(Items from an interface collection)

########

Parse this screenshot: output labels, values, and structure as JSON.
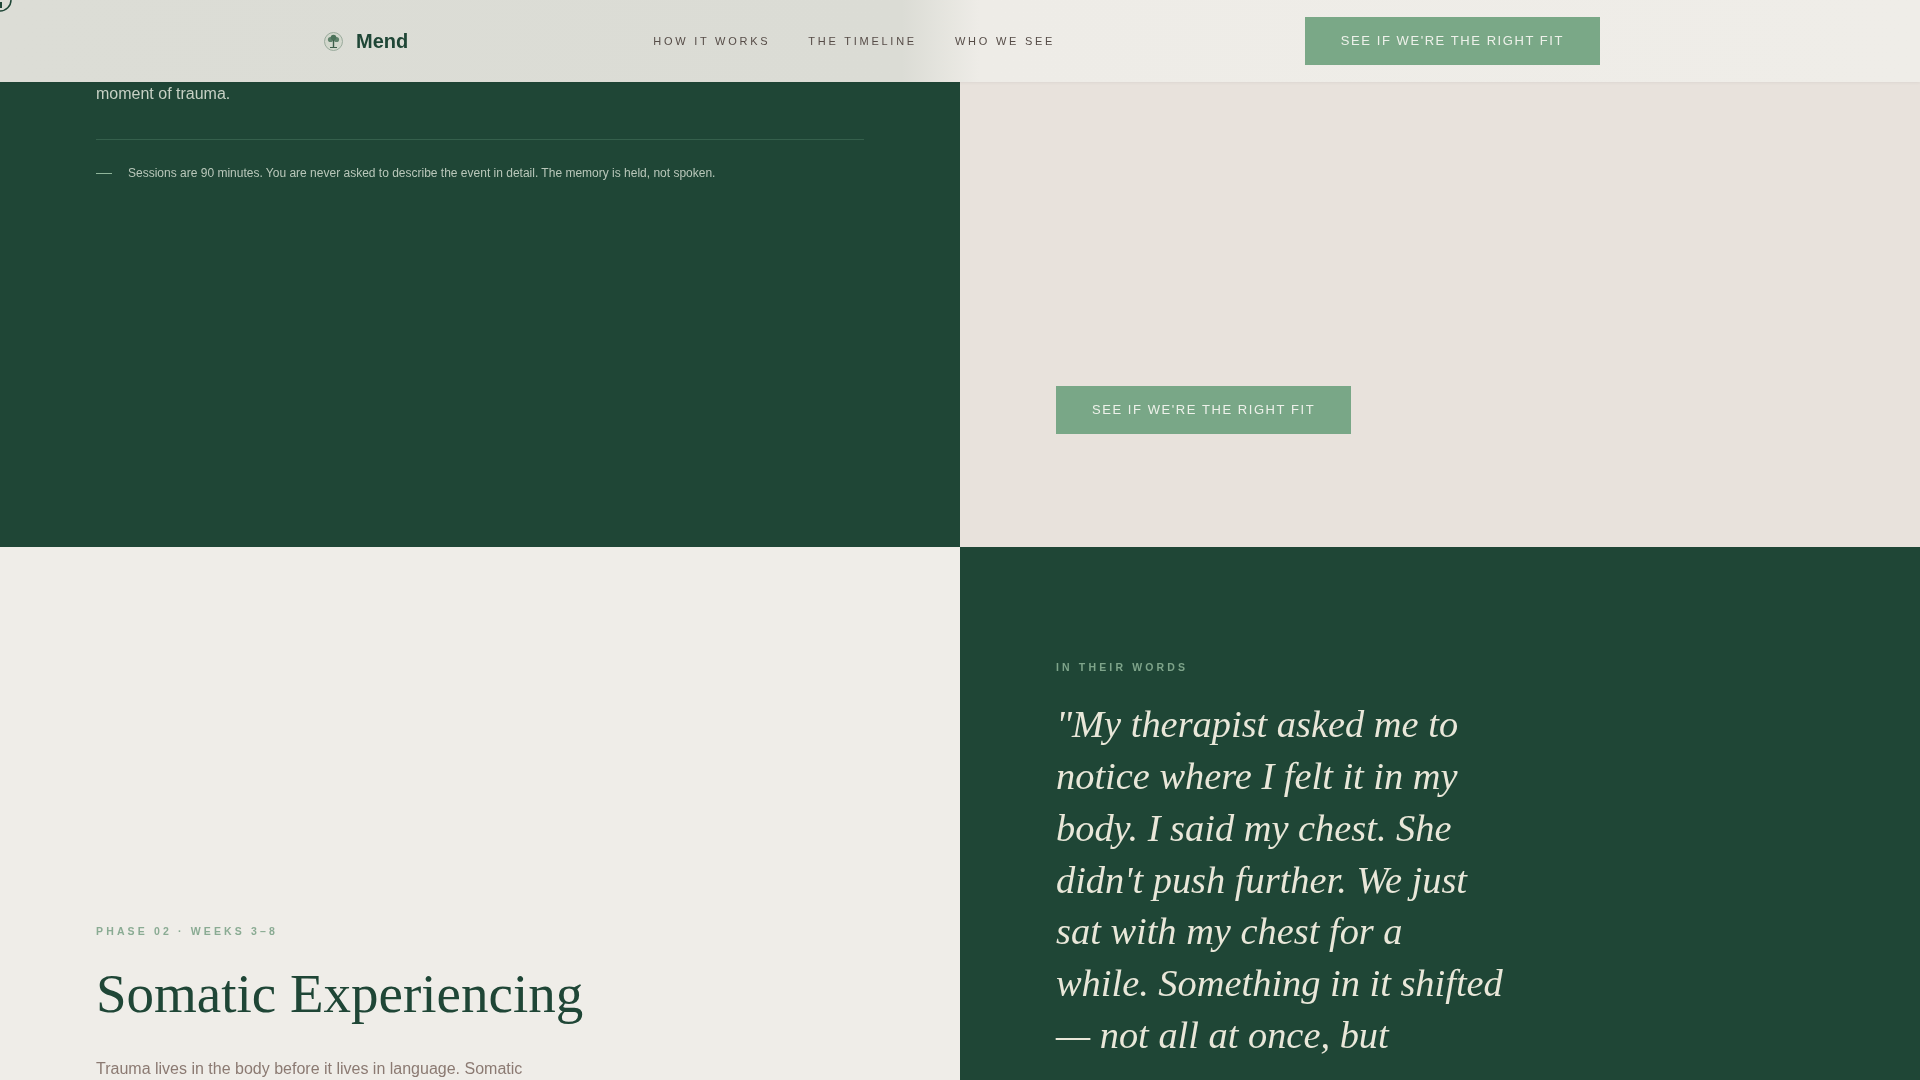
{
  "header": {
    "logo": {
      "name": "Mend"
    },
    "nav": [
      {
        "label": "HOW IT WORKS"
      },
      {
        "label": "THE TIMELINE"
      },
      {
        "label": "WHO WE SEE"
      }
    ],
    "cta": "SEE IF WE'RE THE RIGHT FIT"
  },
  "intro_panel": {
    "text_tail": "moment of trauma.",
    "note": "Sessions are 90 minutes. You are never asked to describe the event in detail. The memory is held, not spoken."
  },
  "fit_panel": {
    "button": "SEE IF WE'RE THE RIGHT FIT"
  },
  "phase": {
    "eyebrow": "PHASE 02 · WEEKS 3–8",
    "title": "Somatic Experiencing",
    "body": "Trauma lives in the body before it lives in language. Somatic"
  },
  "testimonial": {
    "eyebrow": "IN THEIR WORDS",
    "quote": "\"My therapist asked me to notice where I felt it in my body. I said my chest. She didn't push further. We just sat with my chest for a while. Something in it shifted — not all at once, but"
  }
}
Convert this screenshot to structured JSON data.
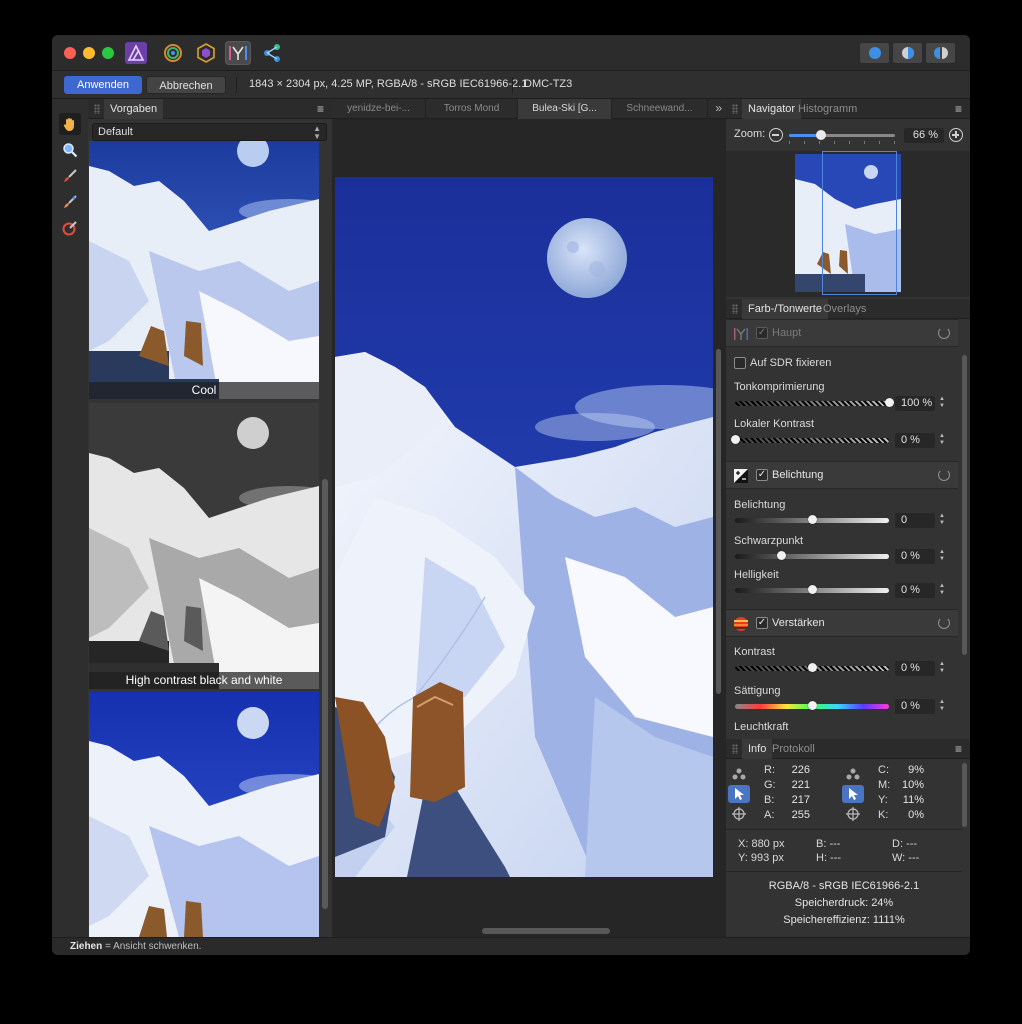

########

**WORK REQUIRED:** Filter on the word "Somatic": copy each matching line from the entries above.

**RESPONSE AREA:**
    "title": "Somatic Experiencing",
    "body": "Trauma lives in the body before it lives in language. Somatic"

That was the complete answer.